In the records below, please retype word for word every line from the one containing "Transcribe this image's" through the final one, both included, and nothing else.
--- LISTED RECORDS Enclosed Below ---
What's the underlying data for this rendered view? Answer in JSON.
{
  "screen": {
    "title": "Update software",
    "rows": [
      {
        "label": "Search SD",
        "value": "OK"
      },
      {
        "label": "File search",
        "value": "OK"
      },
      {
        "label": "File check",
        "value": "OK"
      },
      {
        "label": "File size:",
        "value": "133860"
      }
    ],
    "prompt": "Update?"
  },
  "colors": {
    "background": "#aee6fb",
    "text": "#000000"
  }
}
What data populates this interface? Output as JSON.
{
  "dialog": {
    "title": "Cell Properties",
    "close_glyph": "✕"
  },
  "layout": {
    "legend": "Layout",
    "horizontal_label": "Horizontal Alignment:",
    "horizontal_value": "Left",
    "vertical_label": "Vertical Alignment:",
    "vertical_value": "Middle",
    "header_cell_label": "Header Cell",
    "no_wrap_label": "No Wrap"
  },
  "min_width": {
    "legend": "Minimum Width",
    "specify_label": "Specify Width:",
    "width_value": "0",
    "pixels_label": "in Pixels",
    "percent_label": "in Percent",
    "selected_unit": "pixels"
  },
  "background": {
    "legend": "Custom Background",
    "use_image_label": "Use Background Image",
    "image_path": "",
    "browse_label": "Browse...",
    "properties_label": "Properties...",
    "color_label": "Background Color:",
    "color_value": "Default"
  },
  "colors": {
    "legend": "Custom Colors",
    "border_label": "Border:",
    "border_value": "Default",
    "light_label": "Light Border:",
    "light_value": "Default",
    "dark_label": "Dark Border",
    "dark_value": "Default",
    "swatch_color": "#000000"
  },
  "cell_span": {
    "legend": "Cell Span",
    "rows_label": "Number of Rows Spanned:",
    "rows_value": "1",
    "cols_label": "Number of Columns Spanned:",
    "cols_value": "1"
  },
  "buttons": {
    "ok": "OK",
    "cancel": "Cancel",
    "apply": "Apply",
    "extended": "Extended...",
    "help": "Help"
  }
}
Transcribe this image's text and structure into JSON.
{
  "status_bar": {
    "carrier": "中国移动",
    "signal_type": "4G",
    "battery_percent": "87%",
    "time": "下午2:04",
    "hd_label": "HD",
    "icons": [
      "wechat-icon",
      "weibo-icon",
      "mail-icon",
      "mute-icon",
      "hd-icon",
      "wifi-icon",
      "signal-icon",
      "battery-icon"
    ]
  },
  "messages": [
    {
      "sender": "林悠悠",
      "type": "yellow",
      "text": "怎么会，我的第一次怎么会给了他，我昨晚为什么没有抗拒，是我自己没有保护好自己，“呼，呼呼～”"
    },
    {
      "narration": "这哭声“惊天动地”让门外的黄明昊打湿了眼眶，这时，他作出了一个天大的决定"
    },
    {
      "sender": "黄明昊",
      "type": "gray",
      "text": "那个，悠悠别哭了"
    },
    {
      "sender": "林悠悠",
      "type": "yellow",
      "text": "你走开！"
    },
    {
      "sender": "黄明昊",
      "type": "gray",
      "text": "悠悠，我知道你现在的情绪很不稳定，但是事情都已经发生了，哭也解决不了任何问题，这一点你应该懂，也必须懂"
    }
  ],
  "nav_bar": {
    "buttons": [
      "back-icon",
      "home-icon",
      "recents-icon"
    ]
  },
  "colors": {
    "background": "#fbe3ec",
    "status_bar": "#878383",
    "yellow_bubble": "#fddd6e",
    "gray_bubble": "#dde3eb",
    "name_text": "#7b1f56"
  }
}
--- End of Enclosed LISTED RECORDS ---
• **WRITTEN SOLUTION**
Transcribe this image's text and structure into JSON.
{
  "status_bar": {
    "carrier": "中国移动",
    "signal_type": "4G",
    "battery_percent": "87%",
    "time": "下午2:04",
    "hd_label": "HD",
    "icons": [
      "wechat-icon",
      "weibo-icon",
      "mail-icon",
      "mute-icon",
      "hd-icon",
      "wifi-icon",
      "signal-icon",
      "battery-icon"
    ]
  },
  "messages": [
    {
      "sender": "林悠悠",
      "type": "yellow",
      "text": "怎么会，我的第一次怎么会给了他，我昨晚为什么没有抗拒，是我自己没有保护好自己，“呼，呼呼～”"
    },
    {
      "narration": "这哭声“惊天动地”让门外的黄明昊打湿了眼眶，这时，他作出了一个天大的决定"
    },
    {
      "sender": "黄明昊",
      "type": "gray",
      "text": "那个，悠悠别哭了"
    },
    {
      "sender": "林悠悠",
      "type": "yellow",
      "text": "你走开！"
    },
    {
      "sender": "黄明昊",
      "type": "gray",
      "text": "悠悠，我知道你现在的情绪很不稳定，但是事情都已经发生了，哭也解决不了任何问题，这一点你应该懂，也必须懂"
    }
  ],
  "nav_bar": {
    "buttons": [
      "back-icon",
      "home-icon",
      "recents-icon"
    ]
  },
  "colors": {
    "background": "#fbe3ec",
    "status_bar": "#878383",
    "yellow_bubble": "#fddd6e",
    "gray_bubble": "#dde3eb",
    "name_text": "#7b1f56"
  }
}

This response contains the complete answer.